One of the last video rental stores in the Valley closes its doors after 25 years

Video Paradise has massive sales prior to closing its doors. January 27, 2016 in Chandler, Arizona (Photo by: Blake Benard/Cronkite News)

CHANDLER – When Video Paradise opened in 1991, Arnold Schwarzenegger was saving the future in Terminator 2: Judgment Day. VHS machines were in every household and DVDs were a few years away from the mainstream. If you wanted the latest Tom Cruise flick you rented it for a couple days from stores like Video Paradise.

At 10 p.m. Friday, Jan. 29, Video Paradise will close its doors for the last time, one of the last video rental stores in the Valley.

“This last summer was a really difficult,” said owner Marshall Hawkins. “And as we went into fall it wasn’t getting much better. We couldn’t afford to move, so it seemed time for us to go.”

Once upon a time, movie rental stores were as common as Starbucks. Video Paradise, based in Chandler, managed to hang on for 25 years, longer than national chains like Blockbuster and Hollywood Video.

The problem facing Video Paradise was simple. Nowadays, people don’t drive to their local video rental store for the latest Avengers movie. They simply stream it online.

“That’s really been the largest part of the change in our industry: the days of Friday and Saturday nights with families coming in. You know the kids are not steering the car to the video store,” Hawkins said. “They are very comfortable ordering online and getting their entertainment through other vehicles.”

Still, Hawkins said people who use online streaming services like Netflix, Amazon, and Hulu are missing out.

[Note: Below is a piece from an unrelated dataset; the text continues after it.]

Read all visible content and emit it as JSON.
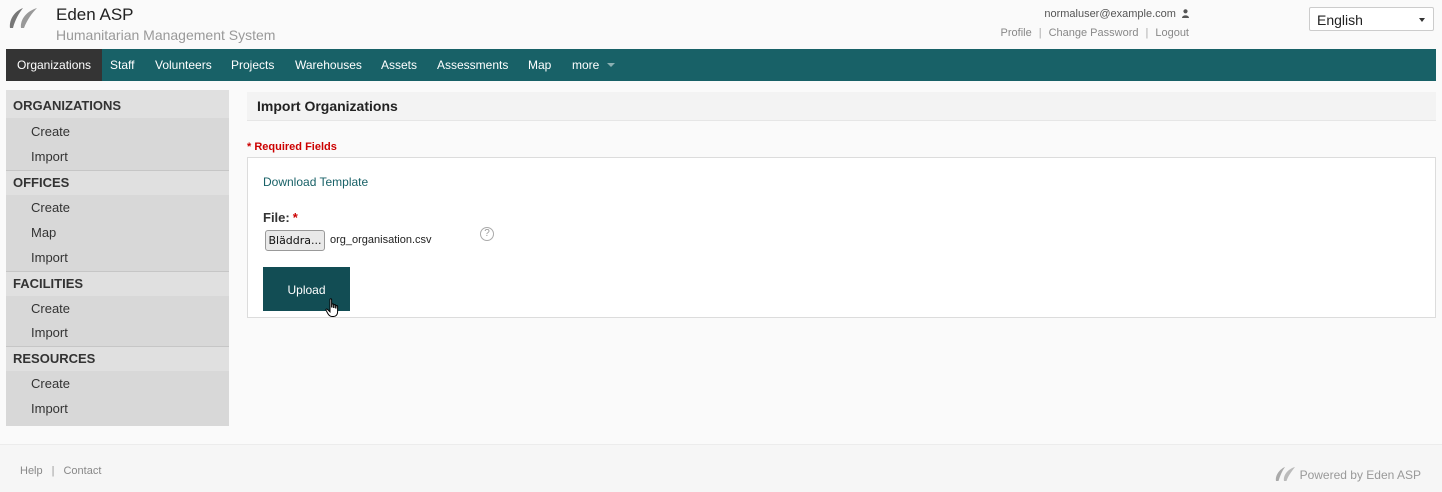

“At the end of the day, the younger folk don’t know what they are missing,” said Hawkins. They don’t understand who James Cagney is, who the stars of the 50’s and 60’s were. Not to mention the amount of selection that is available and is out there. For every movie that is out in theaters that does well, there is 150 of them that you have never heard of.”

Even though his store is closing, Hawkins said, DVDs will stick around. They may even gain a niche audience, much like vinyl records.
DVDs may become a collector’s’ item but with less popularity than vinyl.

“Vinyl is very unique due to the fact that vinyl is very artistic,” he said. “When you go back and collect vinyl you see gorgeous artwork in regards to the presentation.”

Directors, film students and movie junkies will continue to be entertained he believes. b
Movie fan and collector Michael Lottes relied on stores like Video Paradise.

“If it was a foreign film or a comedy that you couldn’t find anywhere else, you [could] count on it being here,” Lottes said as he flipped through movies. “If it wasn’t, you could ask them and they could probably special order it for you,” said Lottes.

Now Lottes and other customers will have to do a lot more searching to find those indie films or classics.
For Video Paradise, the final script is done.

“It’s a sad day,” said Hawkins. “But at the end of the day [I’m] very pleased that it’s lasted as long as it has.”